Modesty is closely interrelated with humility. I think that was what bothered me most about that leaflet I mentioned earlier. It implied that women who dress modestly should "teach" those who don't. While my skirts and sleeves might be longer than of many women I know, I don't feel this automatically makes me qualified to be their spiritual guide or mentor. The better path, I think, would be to just live a gentle, faith-centered life, without dwelling on what others are doing. I am endlessly far from perfect, after all. I am just learning along the way.

Sunday, October 11, 2009

In our garden

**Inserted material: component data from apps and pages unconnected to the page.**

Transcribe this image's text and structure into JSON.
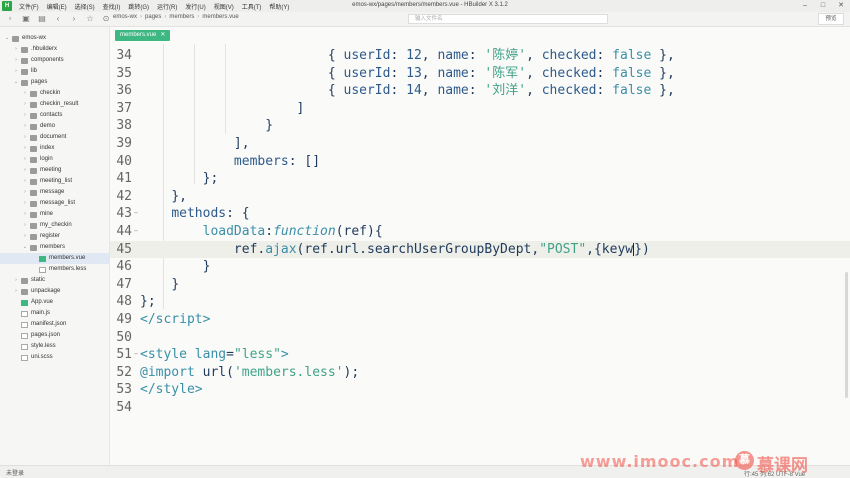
{
  "window": {
    "title": "emos-wx/pages/members/members.vue - HBuilder X 3.1.2",
    "logo": "H",
    "menu": [
      "文件(F)",
      "编辑(E)",
      "选择(S)",
      "查找(I)",
      "跳转(G)",
      "运行(R)",
      "发行(U)",
      "视图(V)",
      "工具(T)",
      "帮助(Y)"
    ]
  },
  "toolbar": {
    "breadcrumb": [
      "emos-wx",
      "pages",
      "members",
      "members.vue"
    ],
    "search_placeholder": "输入文件名",
    "preview_label": "预览"
  },
  "sidebar": {
    "items": [
      {
        "label": "emos-wx",
        "depth": 0,
        "kind": "folder",
        "open": true
      },
      {
        "label": ".hbuilderx",
        "depth": 1,
        "kind": "folder",
        "open": false
      },
      {
        "label": "components",
        "depth": 1,
        "kind": "folder",
        "open": false
      },
      {
        "label": "lib",
        "depth": 1,
        "kind": "folder",
        "open": false
      },
      {
        "label": "pages",
        "depth": 1,
        "kind": "folder",
        "open": true
      },
      {
        "label": "checkin",
        "depth": 2,
        "kind": "folder",
        "open": false
      },
      {
        "label": "checkin_result",
        "depth": 2,
        "kind": "folder",
        "open": false
      },
      {
        "label": "contacts",
        "depth": 2,
        "kind": "folder",
        "open": false
      },
      {
        "label": "demo",
        "depth": 2,
        "kind": "folder",
        "open": false
      },
      {
        "label": "document",
        "depth": 2,
        "kind": "folder",
        "open": false
      },
      {
        "label": "index",
        "depth": 2,
        "kind": "folder",
        "open": false
      },
      {
        "label": "login",
        "depth": 2,
        "kind": "folder",
        "open": false
      },
      {
        "label": "meeting",
        "depth": 2,
        "kind": "folder",
        "open": false
      },
      {
        "label": "meeting_list",
        "depth": 2,
        "kind": "folder",
        "open": false
      },
      {
        "label": "message",
        "depth": 2,
        "kind": "folder",
        "open": false
      },
      {
        "label": "message_list",
        "depth": 2,
        "kind": "folder",
        "open": false
      },
      {
        "label": "mine",
        "depth": 2,
        "kind": "folder",
        "open": false
      },
      {
        "label": "my_checkin",
        "depth": 2,
        "kind": "folder",
        "open": false
      },
      {
        "label": "register",
        "depth": 2,
        "kind": "folder",
        "open": false
      },
      {
        "label": "members",
        "depth": 2,
        "kind": "folder",
        "open": true
      },
      {
        "label": "members.vue",
        "depth": 3,
        "kind": "vue",
        "selected": true
      },
      {
        "label": "members.less",
        "depth": 3,
        "kind": "file"
      },
      {
        "label": "static",
        "depth": 1,
        "kind": "folder",
        "open": false
      },
      {
        "label": "unpackage",
        "depth": 1,
        "kind": "folder",
        "open": false
      },
      {
        "label": "App.vue",
        "depth": 1,
        "kind": "vue"
      },
      {
        "label": "main.js",
        "depth": 1,
        "kind": "file"
      },
      {
        "label": "manifest.json",
        "depth": 1,
        "kind": "file"
      },
      {
        "label": "pages.json",
        "depth": 1,
        "kind": "file"
      },
      {
        "label": "style.less",
        "depth": 1,
        "kind": "file"
      },
      {
        "label": "uni.scss",
        "depth": 1,
        "kind": "file"
      }
    ]
  },
  "editor": {
    "tab_label": "members.vue",
    "current_line": 45,
    "lines": [
      {
        "n": "34",
        "fold": "",
        "html": "                        <span class='p'>{ </span><span class='n'>userId</span><span class='p'>: </span><span class='n'>12</span><span class='p'>, </span><span class='n'>name</span><span class='p'>: </span><span class='s'>'陈婷'</span><span class='p'>, </span><span class='n'>checked</span><span class='p'>: </span><span class='k'>false</span><span class='p'> },</span>"
      },
      {
        "n": "35",
        "fold": "",
        "html": "                        <span class='p'>{ </span><span class='n'>userId</span><span class='p'>: </span><span class='n'>13</span><span class='p'>, </span><span class='n'>name</span><span class='p'>: </span><span class='s'>'陈军'</span><span class='p'>, </span><span class='n'>checked</span><span class='p'>: </span><span class='k'>false</span><span class='p'> },</span>"
      },
      {
        "n": "36",
        "fold": "",
        "html": "                        <span class='p'>{ </span><span class='n'>userId</span><span class='p'>: </span><span class='n'>14</span><span class='p'>, </span><span class='n'>name</span><span class='p'>: </span><span class='s'>'刘洋'</span><span class='p'>, </span><span class='n'>checked</span><span class='p'>: </span><span class='k'>false</span><span class='p'> },</span>"
      },
      {
        "n": "37",
        "fold": "",
        "html": "                    <span class='p'>]</span>"
      },
      {
        "n": "38",
        "fold": "",
        "html": "                <span class='p'>}</span>"
      },
      {
        "n": "39",
        "fold": "",
        "html": "            <span class='p'>],</span>"
      },
      {
        "n": "40",
        "fold": "",
        "html": "            <span class='n'>members</span><span class='p'>: []</span>"
      },
      {
        "n": "41",
        "fold": "",
        "html": "        <span class='p'>};</span>"
      },
      {
        "n": "42",
        "fold": "",
        "html": "    <span class='p'>},</span>"
      },
      {
        "n": "43",
        "fold": "−",
        "html": "    <span class='n'>methods</span><span class='p'>: {</span>"
      },
      {
        "n": "44",
        "fold": "−",
        "html": "        <span class='k'>loadData</span><span class='p'>:</span><span class='fn'>function</span><span class='p'>(ref){</span>"
      },
      {
        "n": "45",
        "fold": "",
        "html": "            <span class='p'>ref.</span><span class='k'>ajax</span><span class='p'>(ref.url.searchUserGroupByDept,</span><span class='s'>\"POST\"</span><span class='p'>,{keyw</span><span class='caret'></span><span class='p'>})</span>"
      },
      {
        "n": "46",
        "fold": "",
        "html": "        <span class='p'>}</span>"
      },
      {
        "n": "47",
        "fold": "",
        "html": "    <span class='p'>}</span>"
      },
      {
        "n": "48",
        "fold": "",
        "html": "<span class='p'>};</span>"
      },
      {
        "n": "49",
        "fold": "",
        "html": "<span class='tag'>&lt;/script&gt;</span>"
      },
      {
        "n": "50",
        "fold": "",
        "html": ""
      },
      {
        "n": "51",
        "fold": "−",
        "html": "<span class='tag'>&lt;style </span><span class='k'>lang</span><span class='p'>=</span><span class='s'>\"less\"</span><span class='tag'>&gt;</span>"
      },
      {
        "n": "52",
        "fold": "",
        "html": "<span class='k'>@import</span><span class='p'> url(</span><span class='s'>'members.less'</span><span class='p'>);</span>"
      },
      {
        "n": "53",
        "fold": "",
        "html": "<span class='tag'>&lt;/style&gt;</span>"
      },
      {
        "n": "54",
        "fold": "",
        "html": ""
      }
    ]
  },
  "status": {
    "login": "未登录",
    "cursor": "行:45  列:62  UTF-8  Vue"
  },
  "watermark": {
    "url": "www.imooc.com",
    "logo": "慕",
    "cn": "慕课网"
  }
}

I've always loved chameleons; shame this particular one would not turn so that we could get a better angle.
A nest in the brambles. I haven't seen the bird who had built it, but it sure looks snug!

... The Autumn holidays are over, and it's time to roll up the sleeves and get some good hard post-holiday work done. There's cleaning, and plenty of washing and mending, and using up or storing away all those leftovers that can be later stretched into a few good meals or lots of snacks.

There are winter clothes to sort and air out, and a sukkah to fold and store away until next year. There's clutter to get rid of, and baking to be done, and I mean to try and get to my crochet hook again after a long break, to finish an almost-completed project.

To put it simply, there's a lot to be busy with here at home, and that's just how I love it. Working with my hands and resting in spirit, knowing I am just where I'm meant to be.

Thursday, October 8, 2009

We've had a great time

We had about twenty people around here yesterday, which, as you understand, is quite a lot for us when it's usually just the three of us here. I was a bit apprehensive at first about how so many people would fit into a little place like ours, but that's the good thing about Sukkot - when people come, they sit outside in the sukkah and you don't have to worry about your living room being not tidy or not roomy enough.

I spent most of the two days before cleaning and cooking. At the end of yesterday, I was tired but happy as everyone told me what a great time they had before leaving. You really don't need to do anything too fancy - good simple food and generous hospitality go a lot way.

Chocolate coconut cake batter, ready to be poured into the baking pan and popped into the oven.

Sukkot is nearly over, and it was a great holiday. Looking forward to Hanukkah!

Monday, October 5, 2009

A perfect etrog

The bigger etrog is from this year. The smaller is from last year. It was kept outside the refrigerator, yet to my amazement, it was perfectly preserved. It only dried up. I cannot think of any other fruit which could be kept without refrigeration without becoming moldy. It also smells wonderfully.

I hope all you Jews out there are having a very happy Sukkot. We are preparing to host quite a lot of people here in a couple of days, so I'd better get busy!

Moadim l'Simcha!

Sunday, October 4, 2009

Amazing potatoes

Another amazing recipe from here (link in Hebrew). Photo credit to the original site - I took a picture too but I'm too tired to upload it right now.


Take 5-7 potatoes and slice them. You don't have to peel them. I like them with the peel.

Drizzle salt, pepper, spices, 3 tablespoons of chili sauce and 4 tablespoons of olive oil over the potatoes. Mix well.

In the original recipe it says to also mix the potatoes with 3 tablespoons of honey but I chose to omit that and it was really good.

Bake until soft. Enjoy.

Thursday, October 1, 2009

Happy Sukkot

This weekend and next week we will be celebrating Sukkot. After two days of hard work, our sukkah is already set up in the yard and waiting, the only thing that is left is to decorate it. I love seeing all the sukkot springing up around the neighbourhood; it's so lovely to see families gathered in there, a little crowded but happy, eating festive meals and simply being together.

I hope all my Jewish readers and friends have a wonderful holiday.